‘I understand.’ Eileen sipped her tea and looked over her cup at her daughter with a knowing glance. ‘You keep going. I’m sure you’ll find something. Your Dad was nothing if not interesting.’ Sarah smiled and finished her coffee, silently wondering what was meant by that comment. Her parents had been divorced for a long time, but they had been together longer, so she simply chalked it up to her mother indulging in her own reminiscing. She drained the last drops of her drink and gratefully handed her cup back to Eileen.
‘Thanks, Mom. I’d better get back to it.’
‘My pleasure, dear. I’ll be down here if you need me.’
Sarah climbed back up the ladder and looked around again. The attic definitely felt smaller than it should have been, but she couldn’t quite make out if that was because of the boxes stacked up against one of the walls or not. Not wanting to get sidetracked, she continued to go through the remnants of her father’s life.
She worked her way from one side of the attic to another, unearthing an old record collection, various boxes of clothes and linens, and then…
A box with her name on it.
Pulling away the ancient brown tape, Sarah opened the box and gasped, clasping her hand over her mouth as she did so, at the contents. Filling the box to its brim were drawings she had done as a child, school reports, all manner of things pertaining to her own life. Sat atop it all was a photograph. It showed Sarah as a young girl with her father, she sitting on his shoulders. Both of their faces were creased with the joy of laughter. Sarah was wearing the blue dress that she remembered being her favourite when she was a child. Her father always said she looked so pretty in it. She was holding a red balloon in one hand and the other was clasped tightly in her father’s hand. She had not thought about that day for years, but seeing the photograph shot her back through time in an instant. Immediately she was seven years old again, laughing and playing with her father, the cares of the world a lifetime away.
Moving the box she noticed a similar one with Gary’s name on it.
He really had cared.
Now the tears came.
‘Oh, Dad.’ Sarah made no effort to stop herself as she erupted into heaving sobs for the loss of the most important man in her life. She hugged the photograph to her chest and rocked back and forth, crying deep and sorrowful tears for a great man now gone. Still crouching, her thighs started to burn in protest, so she clumsily shifted position and sat down on the dusty floorboards. Leaning back, she felt the rough brick of the attic wall scrape along her clothing, and…
Sarah felt colder air against the back of her neck. She shivered slightly and turned in her sitting position to look at the wall. There were no noticeable holes or places where a draught might be coming from, but holding her hand up close to the brickwork she definitely felt something.
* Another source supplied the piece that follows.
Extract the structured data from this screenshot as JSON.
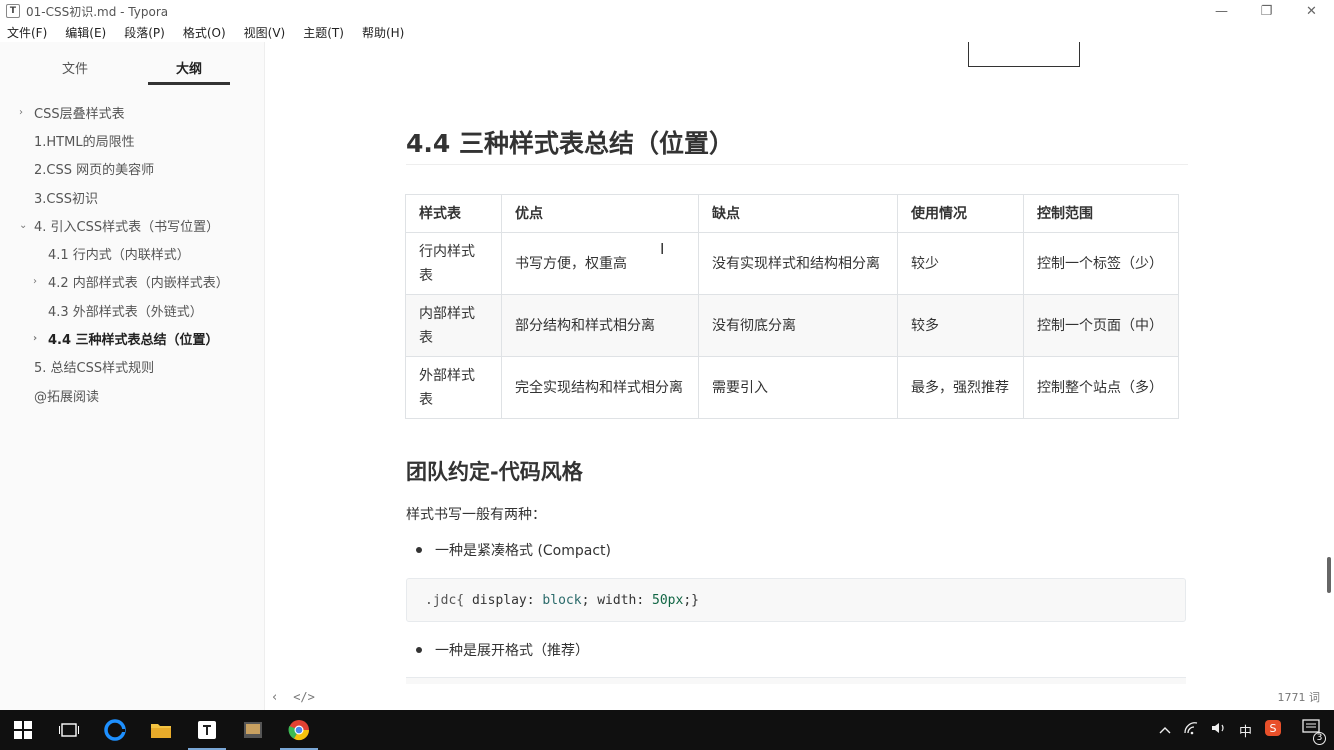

Frowning, she moved her hand to the left, and the draught was gone. The same when she moved her hand from the draught to the right. Moving her hand upwards, it continued. It was slight but definitely there. Sarah extended her arm as she felt the cooler air on her palm. It kept going, so she rose from the floor and stood up. The draught extended to above her head, and eventually she stopped feeling it as she moved her hand upwards. Sarah bit her lip and looked down at where she had first felt it to where she had felt to; it was a straight line. She took a step back from the wall and looked at it with a puzzled expression.
‘I wonder…’ she said to herself.
Stepping back to the wall, she found the spot where she had left off. She took a deep breath, held it in, and moved her hand to the right, feeling the draught continue as she did so. A prickle of nervous, excited sweat threatened to break across her brow, as she continued to trace a shape in the wall that was emitting this strange draught. A shape like…